Gay-friendly church celebrates 150 years
A San Francisco church that's been welcoming the LGBT community for more than three decades will celebrate its 150th anniversary this weekend.
The Episcopal Church of St. John the Evangelist has survived low membership, the 1906 earthquake, an arson fire in the 1970s, and an ever-evolving neighborhood. The church, which occupies a quiet, leafy corner of the Mission District, will host a special Eucharist, reception, and dinner Sunday, November 18.
You don't have to be Episcopalian to attend.
The church offers a "very loving, supportive community," said Kathy Veit, one of the church's lay leaders. The church provides "something people are looking for that can be elusive in a place like the San Francisco Bay Area, where people are too busy to work on relationships," she said.
Veit, who identifies as lesbian and was raised Roman Catholic, said before she became a member three years ago, it had been 25 years since she'd been to church. She said the Bay Area's transitory nature makes it hard for people to get to know each other, but church members do things for each other like taking meals to new parents, and helping elderly church members get to medical appointments.
According to the Reverend John Kirkley, the church's openly gay rector – the pastor of the parish – as many as 80 percent of the church's approximately 90 members are LGBT. Veit said about 60 percent of the church's members live within walking distance, which is close to the Castro District, Noe Valley, and the South of Market neighborhoods.
My musings on current events, current projects, current anxieties and current delights.

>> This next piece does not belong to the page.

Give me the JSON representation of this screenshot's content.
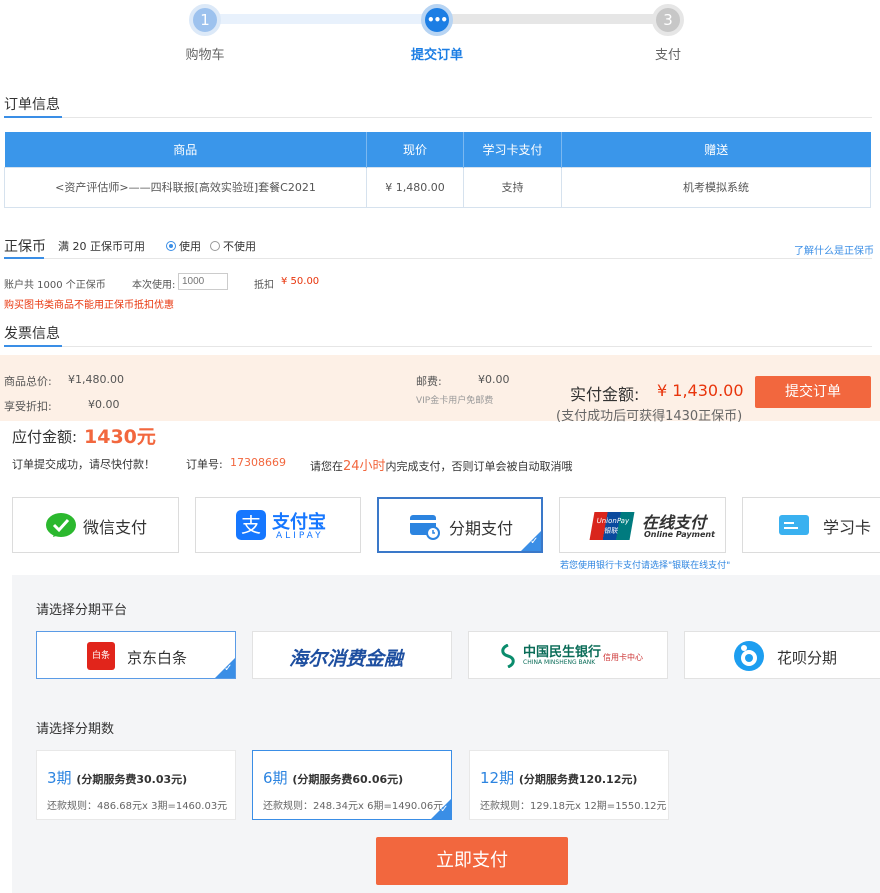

I started this under the Bush regime when any grain of sand thrown into the gears of the over-reaching imperial state seemed worthwhile.
I have worked to elect more and better Democrats -- and to hammer the shit out of them once we get them in office so they do the things their constituents want and need. It's a big job.
It's mighty uncomfortable, getting by in a declining empire where elites maintain their power by massaging our mean streaks and mobilizing our resentments. This country and this "civilization" may be on their way out, but there's nothing else to do except try to make them as humane as possible along the way. That and to celebrate the extraordinary love that sometimes accompanies our species' bumbling way.
And the end hasn't come til it comes, ever.
Visitors will find a lot of commentary on books I'm reading here. I am very intentionally reading more offline these days because when it feels hard to find direction, it's time to learn something new.
I'm a progressive political activist who runs trails and climbs mountains whenever any are available. I've had the privilege to work for justice in Central America (Nicaragua and El Salvador), in South Africa, in the fields of California with the United Farmworkers Union, and in the cities and schools of my own country. I'm a Christian of the Episcopalian flavor; we think and argue a lot. For work, I've done a bit of it all: run an old fashioned switch-board; remodeled buildings and poured concrete; edited and published periodicals, reports and books; and organized for electoral campaigns. I am currently an independent consultant to organizations seeking "help when you have to make a fight."